***** SUPPLIED DATA *****

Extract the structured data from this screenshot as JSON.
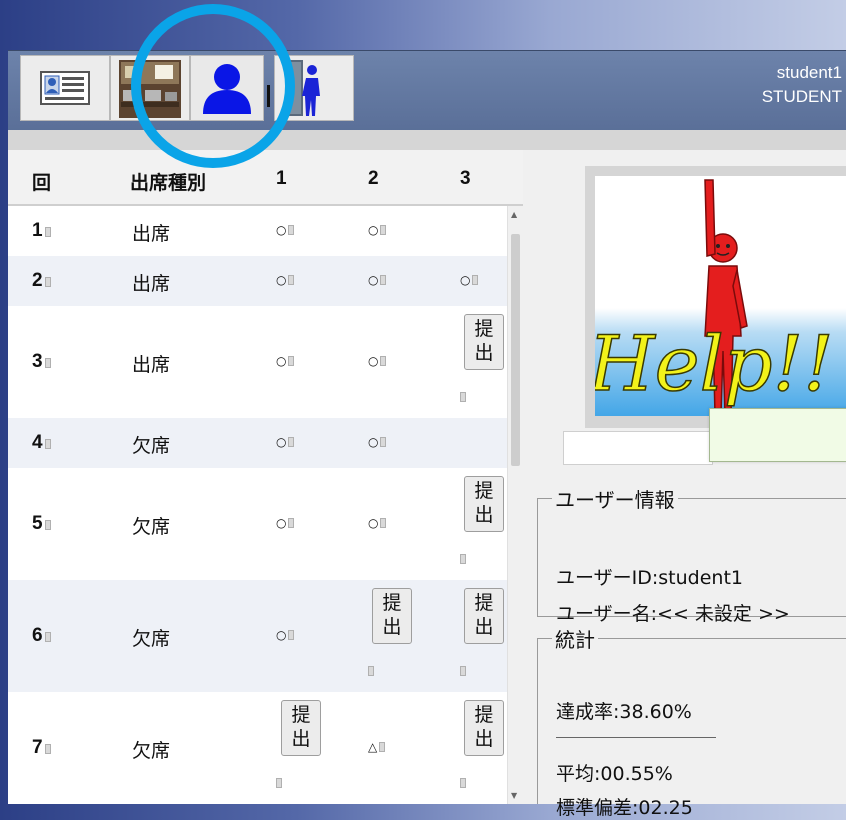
{
  "user": {
    "id": "student1",
    "role": "STUDENT"
  },
  "toolbar": {
    "buttons": [
      {
        "name": "profile-card-button",
        "icon": "id-card-icon"
      },
      {
        "name": "classroom-button",
        "icon": "classroom-photo-icon"
      },
      {
        "name": "user-button",
        "icon": "person-icon",
        "active": true
      },
      {
        "name": "attendance-button",
        "icon": "person-door-icon"
      }
    ]
  },
  "table": {
    "headers": [
      "回",
      "出席種別",
      "1",
      "2",
      "3"
    ],
    "rows": [
      {
        "no": "1",
        "type": "出席",
        "c1": "○",
        "c2": "○",
        "c3": ""
      },
      {
        "no": "2",
        "type": "出席",
        "c1": "○",
        "c2": "○",
        "c3": "○"
      },
      {
        "no": "3",
        "type": "出席",
        "c1": "○",
        "c2": "○",
        "c3": "submit"
      },
      {
        "no": "4",
        "type": "欠席",
        "c1": "○",
        "c2": "○",
        "c3": ""
      },
      {
        "no": "5",
        "type": "欠席",
        "c1": "○",
        "c2": "○",
        "c3": "submit"
      },
      {
        "no": "6",
        "type": "欠席",
        "c1": "○",
        "c2": "submit",
        "c3": "submit"
      },
      {
        "no": "7",
        "type": "欠席",
        "c1": "submit",
        "c2": "△",
        "c3": "submit"
      }
    ],
    "submit_label": "提出"
  },
  "help": {
    "text": "Help!!"
  },
  "user_info": {
    "legend": "ユーザー情報",
    "id_line": "ユーザーID:student1",
    "name_line": "ユーザー名:<< 未設定 >>"
  },
  "stats": {
    "legend": "統計",
    "achievement": "達成率:38.60%",
    "average": "平均:00.55%",
    "std_dev": "標準偏差:02.25"
  },
  "colors": {
    "accent_ring": "#0aa4e8",
    "toolbar": "#5a6f98",
    "help_figure": "#e41e1e",
    "help_text": "#f2f21a"
  }
}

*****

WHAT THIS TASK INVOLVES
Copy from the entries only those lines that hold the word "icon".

PROBLEM SOLUTION
        "icon": "id-card-icon"
        "icon": "classroom-photo-icon"
        "icon": "person-icon",
        "icon": "person-door-icon"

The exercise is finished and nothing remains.